▶ **WHAT THE TASK ASKS**: Spot each line in the data below containing "value" and copy it.

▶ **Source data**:
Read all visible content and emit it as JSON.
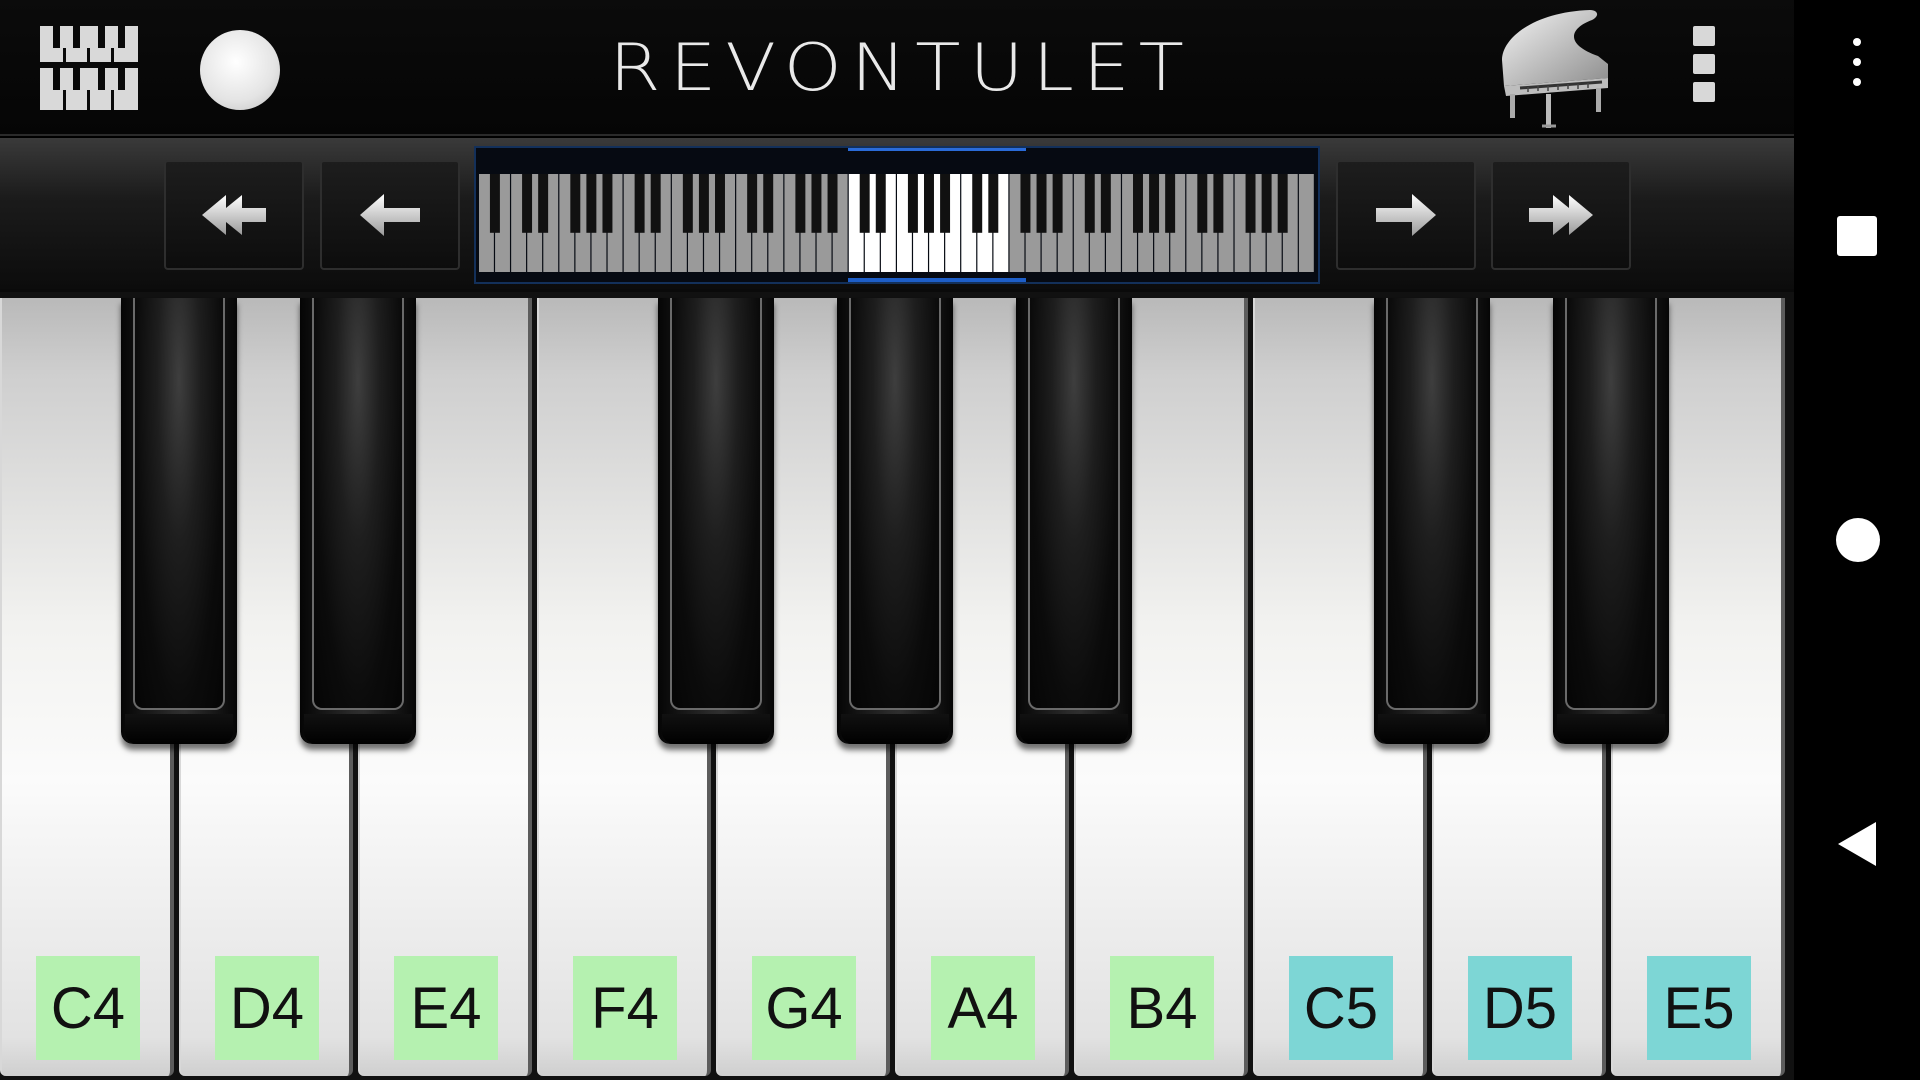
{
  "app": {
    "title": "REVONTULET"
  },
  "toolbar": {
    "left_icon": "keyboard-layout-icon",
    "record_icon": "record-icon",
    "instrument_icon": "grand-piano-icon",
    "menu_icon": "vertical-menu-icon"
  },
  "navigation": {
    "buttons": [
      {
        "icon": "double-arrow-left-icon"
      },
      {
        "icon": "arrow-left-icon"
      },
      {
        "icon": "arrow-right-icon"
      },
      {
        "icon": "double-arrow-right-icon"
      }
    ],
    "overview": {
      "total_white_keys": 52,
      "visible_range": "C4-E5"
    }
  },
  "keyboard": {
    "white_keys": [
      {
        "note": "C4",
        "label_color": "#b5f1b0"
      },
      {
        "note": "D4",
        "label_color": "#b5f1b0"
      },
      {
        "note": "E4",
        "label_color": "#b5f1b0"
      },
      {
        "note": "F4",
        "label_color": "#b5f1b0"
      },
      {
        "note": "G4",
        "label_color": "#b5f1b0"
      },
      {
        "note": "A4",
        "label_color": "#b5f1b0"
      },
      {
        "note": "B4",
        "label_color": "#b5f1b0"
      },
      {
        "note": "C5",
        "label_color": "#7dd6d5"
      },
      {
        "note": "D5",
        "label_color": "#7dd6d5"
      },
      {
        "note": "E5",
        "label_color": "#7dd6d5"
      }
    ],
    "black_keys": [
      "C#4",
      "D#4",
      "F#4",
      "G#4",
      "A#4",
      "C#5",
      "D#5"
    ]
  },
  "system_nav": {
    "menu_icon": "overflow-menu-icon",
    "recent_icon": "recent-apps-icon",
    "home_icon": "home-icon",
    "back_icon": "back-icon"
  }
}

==

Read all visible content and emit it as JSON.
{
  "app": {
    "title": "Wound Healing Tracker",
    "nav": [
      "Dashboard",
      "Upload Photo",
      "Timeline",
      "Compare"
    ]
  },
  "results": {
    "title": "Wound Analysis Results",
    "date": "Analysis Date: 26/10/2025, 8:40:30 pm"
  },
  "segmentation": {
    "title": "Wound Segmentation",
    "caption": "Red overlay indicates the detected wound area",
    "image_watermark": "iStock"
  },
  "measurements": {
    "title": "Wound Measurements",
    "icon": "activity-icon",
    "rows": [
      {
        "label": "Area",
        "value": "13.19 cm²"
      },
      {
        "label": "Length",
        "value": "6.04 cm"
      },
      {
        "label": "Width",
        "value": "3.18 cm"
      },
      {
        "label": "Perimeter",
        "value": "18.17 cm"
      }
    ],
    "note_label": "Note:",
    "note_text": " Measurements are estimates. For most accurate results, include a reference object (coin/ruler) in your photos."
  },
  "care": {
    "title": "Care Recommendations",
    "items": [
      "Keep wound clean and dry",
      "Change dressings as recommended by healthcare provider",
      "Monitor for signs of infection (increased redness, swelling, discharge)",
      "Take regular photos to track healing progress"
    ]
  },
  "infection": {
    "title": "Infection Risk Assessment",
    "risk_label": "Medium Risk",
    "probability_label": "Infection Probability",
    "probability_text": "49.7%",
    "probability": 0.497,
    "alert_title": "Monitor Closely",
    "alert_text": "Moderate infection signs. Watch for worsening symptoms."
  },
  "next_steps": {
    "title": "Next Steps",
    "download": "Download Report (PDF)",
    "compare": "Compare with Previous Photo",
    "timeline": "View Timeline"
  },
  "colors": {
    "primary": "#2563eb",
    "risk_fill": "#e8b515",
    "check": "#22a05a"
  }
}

▶ **TASK ANSWER**:
        "value": "13.19 cm²"
        "value": "6.04 cm"
        "value": "3.18 cm"
        "value": "18.17 cm"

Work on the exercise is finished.